One of the Mill City Farmers Market's shining stars, pies from Northern Fires' portable wood-fire oven (as well as its permanent home in south Minneapolis) embody everything a farmers market pizza should. Ingredients are as local as can be: Red Table meats, stone-milled flour from Baker's Field, Wisconsin cheeses, farm-grown veggies, even jalapeños from the pizzeria's rooftop garden. Braving long lines to order a Kingfield (sausage and pepperoni) along with a serving of their equally local-minded frittata has become a summer Saturday tradition. East metro runner-up: St. Paul's Big River Pizza, which similarly utilizes its position adjacent to the St. Paul Farmers Market to celebrate Minnesota-made ingredients.

1839 E. 42nd St., Mpls.,

9 one-of-a-kind pies in the Twin Cities that deserve your attention

It'd be hard to pit these pizzerias up against another, when each of them has developed a singular kind of pie.

A to Z Pizza Farm

It's across the border in Stockholm, Wis., but this pizza farm's practically fresh-picked pies are the epitome of the genre, drawing Twin Citians on summer Tuesdays.

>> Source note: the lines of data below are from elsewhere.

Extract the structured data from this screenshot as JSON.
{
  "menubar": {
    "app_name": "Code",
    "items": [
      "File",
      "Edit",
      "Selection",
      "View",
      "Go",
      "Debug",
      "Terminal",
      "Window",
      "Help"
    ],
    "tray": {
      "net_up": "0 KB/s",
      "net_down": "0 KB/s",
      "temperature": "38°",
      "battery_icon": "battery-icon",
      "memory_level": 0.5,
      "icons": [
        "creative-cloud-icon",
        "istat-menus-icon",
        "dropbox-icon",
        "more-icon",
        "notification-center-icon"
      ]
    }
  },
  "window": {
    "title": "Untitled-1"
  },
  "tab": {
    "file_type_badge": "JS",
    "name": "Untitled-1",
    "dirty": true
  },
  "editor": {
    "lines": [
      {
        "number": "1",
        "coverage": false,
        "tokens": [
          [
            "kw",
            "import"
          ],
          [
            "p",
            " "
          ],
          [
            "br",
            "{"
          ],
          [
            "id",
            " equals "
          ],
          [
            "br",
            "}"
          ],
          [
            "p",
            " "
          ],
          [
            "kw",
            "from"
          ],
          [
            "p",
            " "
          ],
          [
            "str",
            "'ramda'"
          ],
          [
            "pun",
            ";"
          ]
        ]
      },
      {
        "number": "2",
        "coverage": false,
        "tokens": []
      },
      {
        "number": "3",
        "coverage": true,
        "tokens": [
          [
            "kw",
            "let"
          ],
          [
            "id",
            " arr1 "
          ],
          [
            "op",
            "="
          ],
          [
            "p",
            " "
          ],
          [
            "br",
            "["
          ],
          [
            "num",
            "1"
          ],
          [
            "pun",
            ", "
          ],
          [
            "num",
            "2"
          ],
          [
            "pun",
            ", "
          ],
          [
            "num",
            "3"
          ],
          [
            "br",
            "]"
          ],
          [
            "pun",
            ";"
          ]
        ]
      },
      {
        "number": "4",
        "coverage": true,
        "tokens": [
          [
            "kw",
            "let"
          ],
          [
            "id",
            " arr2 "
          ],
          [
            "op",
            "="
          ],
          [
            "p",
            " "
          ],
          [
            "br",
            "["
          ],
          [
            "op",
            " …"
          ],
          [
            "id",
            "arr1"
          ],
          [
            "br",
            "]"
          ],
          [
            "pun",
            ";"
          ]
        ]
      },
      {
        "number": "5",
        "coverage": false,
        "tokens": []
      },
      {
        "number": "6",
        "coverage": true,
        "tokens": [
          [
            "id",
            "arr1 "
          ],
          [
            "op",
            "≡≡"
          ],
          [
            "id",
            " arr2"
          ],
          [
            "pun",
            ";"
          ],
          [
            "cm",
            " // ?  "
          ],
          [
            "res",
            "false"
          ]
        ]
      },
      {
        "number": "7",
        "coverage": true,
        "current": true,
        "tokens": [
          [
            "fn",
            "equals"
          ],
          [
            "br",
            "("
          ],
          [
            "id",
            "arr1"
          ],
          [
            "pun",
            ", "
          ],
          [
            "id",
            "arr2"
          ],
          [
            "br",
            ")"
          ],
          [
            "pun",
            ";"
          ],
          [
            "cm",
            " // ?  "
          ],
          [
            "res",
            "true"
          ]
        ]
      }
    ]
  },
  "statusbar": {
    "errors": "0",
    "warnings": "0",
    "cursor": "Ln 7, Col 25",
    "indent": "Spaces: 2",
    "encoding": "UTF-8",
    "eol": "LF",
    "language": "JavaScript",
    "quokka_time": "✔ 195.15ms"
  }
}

This taste of Buenos Aires from Facundo Da Fraia changed the face of pizza with its unique shape, salty-sweet sauce and killer crust available at four Minneapolis locations.

Earl Giles

Come for this new Minneapolis distillery's gorgeous room, stay for the irresistible sourdough crust pizza.

Football Pizza: A Minneapolis Middle Eastern restaurant that built a beloved reputation on pizzas shaped like, you guessed it, an oblong ball.

Margie's Kitchen: The signature brick-oven pizzas at this Andover hot spot feature out-there topping combos, like the Better Than a Bagel pie, with cream sauce and smoked salmon.

Mucci's Italian: The St. Paul restaurant serves up the fried pizza that put montanara on everybody's lips.

Pau Hana: Hawaiian-inspired toppings seriously up the pizza game at this Savage-based ode to the tropics.

Pizza Karma: One of his many culinary gifts to the Twin Cities, the great cookbook author Raghavan Iyer helped launch this burgeoning local chain (there are now three locations), with its tandoor-fired naan-style pizza crusts and Indian-spiced toppings.

Pizza Luce: Minneapolis' OG wacky topping pizza, Luce continues to deliver its distinctive, pies out of several locations throughout the metro. Plus, there's a wide array of vegan toppings and a favorite gluten-free crust.